4 Common Myths About Loneliness
Evolutionarily speaking, loneliness is a fantastic advantage. If our earliest ancestors hadn’t felt twinges of sadness and longing when they strayed far from the clan, they may have ventured out farther—and perished. As a social species, loneliness acts as a survival instinct on par with thirst and hunger, says longtime loneliness researcher John Cacioppo, Ph.D., author of Loneliness: Human Nature and the Need for Social Connection and a psychology professor at the University of Chicago.
To this day lonely people are at risk for depression, increased stress hormones, higher blood pressure, interrupted sleep, dementia and even premature death compared to their non-lonely peers. But these days, combating loneliness doesn’t mean you have to sit around the communal fire and follow the pack all of the time. Allow us to debunk some common loneliness misconceptions so you can feel connected and secure even when you’re alone.
1. Myth: The more friends, the better.
Not necessarily. Researchers have yet to discover a magic number of friends—or parties or dates or get-togethers—that tips the scales toward not lonely. There are people surrounded by friends and family who still feel alone. Because loneliness is found in the “discrepancy between the desired and the achieved personal network of relationships,” according to Cacioppo, how you feel about the size of your circle of friends matters most.
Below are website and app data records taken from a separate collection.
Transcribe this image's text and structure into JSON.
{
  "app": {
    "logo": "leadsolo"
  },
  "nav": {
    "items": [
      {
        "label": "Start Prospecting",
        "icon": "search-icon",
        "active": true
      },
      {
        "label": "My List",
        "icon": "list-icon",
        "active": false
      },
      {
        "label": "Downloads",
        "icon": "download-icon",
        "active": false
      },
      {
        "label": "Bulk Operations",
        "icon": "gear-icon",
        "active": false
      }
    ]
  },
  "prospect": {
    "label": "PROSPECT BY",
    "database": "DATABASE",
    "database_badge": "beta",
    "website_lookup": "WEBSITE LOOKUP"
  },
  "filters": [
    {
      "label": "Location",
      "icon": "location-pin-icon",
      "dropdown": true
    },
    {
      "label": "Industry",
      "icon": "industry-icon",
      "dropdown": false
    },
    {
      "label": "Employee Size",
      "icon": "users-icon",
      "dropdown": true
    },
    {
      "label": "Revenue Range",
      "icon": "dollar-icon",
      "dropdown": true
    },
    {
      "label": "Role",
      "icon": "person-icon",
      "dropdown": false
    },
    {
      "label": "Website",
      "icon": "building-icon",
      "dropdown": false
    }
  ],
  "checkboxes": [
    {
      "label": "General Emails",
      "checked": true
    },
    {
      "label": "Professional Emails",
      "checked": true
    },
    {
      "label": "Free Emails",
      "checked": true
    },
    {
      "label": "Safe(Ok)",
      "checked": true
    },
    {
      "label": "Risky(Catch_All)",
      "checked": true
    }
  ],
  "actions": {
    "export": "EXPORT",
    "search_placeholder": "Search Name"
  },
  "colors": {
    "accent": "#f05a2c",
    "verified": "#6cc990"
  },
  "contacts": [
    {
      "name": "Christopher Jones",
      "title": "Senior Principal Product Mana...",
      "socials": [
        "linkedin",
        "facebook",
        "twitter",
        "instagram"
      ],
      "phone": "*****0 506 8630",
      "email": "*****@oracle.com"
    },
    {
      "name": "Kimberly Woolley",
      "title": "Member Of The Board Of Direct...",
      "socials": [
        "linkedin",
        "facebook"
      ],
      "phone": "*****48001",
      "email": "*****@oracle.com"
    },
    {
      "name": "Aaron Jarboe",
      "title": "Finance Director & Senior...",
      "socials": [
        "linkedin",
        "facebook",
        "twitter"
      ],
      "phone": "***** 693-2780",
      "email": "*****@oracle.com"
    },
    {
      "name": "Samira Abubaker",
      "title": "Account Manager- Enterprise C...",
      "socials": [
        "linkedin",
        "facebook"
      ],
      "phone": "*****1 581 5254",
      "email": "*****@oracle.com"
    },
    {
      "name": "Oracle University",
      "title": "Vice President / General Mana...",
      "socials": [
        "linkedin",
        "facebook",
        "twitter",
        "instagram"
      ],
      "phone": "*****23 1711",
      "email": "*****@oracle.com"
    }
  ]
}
And your ideas about what an ideal social life looks like are influenced by your level of extroversion, your family size, your own self-acceptance (being alone is more painful when you don’t enjoy your own company) and even social media.
“The need for social connection varies widely among people, but it is the rare bird who doesn’t want any,” says Mark E. Sharp, Ph.D., a psychologist with the Aiki Relationship Institute in Oak Brook, Illinois, and author of Not Lonely at the Top: A Relationship Guide for the Courageous, Successful Single Who Hasn’t Found the Love They Want. “It’s important to pursue social activities to the level that fits your own profile.”
2. Myth: Introverts are lonelier.
Introverts prefer being alone more than extroverts, but being alone and being lonely are two very different things, says Maelisa Hall, Psy.D., a therapist in private practice in Irvine, California. Introverts use alone time to recharge and they need fewer friendly interactions to stave off loneliness. But because extroverts derive energy from social situations, they can feel low when they don’t receive that stimulation, putting them at higher risk for loneliness. If you’re an extrovert, have two or three “anchor” social activities scheduled throughout the week to help keep your spirits high.
3. Myth: Only close confidants count.
Research shows people who have social networks that consist of both “strong-tie” relationships (think best friend, brother, partner) and “weak-tie” ones (the neighbor you say hello to every day, your hairdresser) experience significantly less loneliness than those with strong ties only. So although small talk might not be your favorite cup of tea, those quick conversations with acquaintances matter for your overall sense of belonging.
4. Myth: Married couples don’t feel lonely.
If your marriage is filled with conflict, the opposite is true. In fact, studies show that one-third of married people report feeling lonely, as do one-third of those living with a partner. Lesson: The ring on your finger does not guard against feeling emotionally isolated. Do what it takes to stay connected with your partner, whether it’s regular date nights, remembering to cuddle in bed or couples therapy.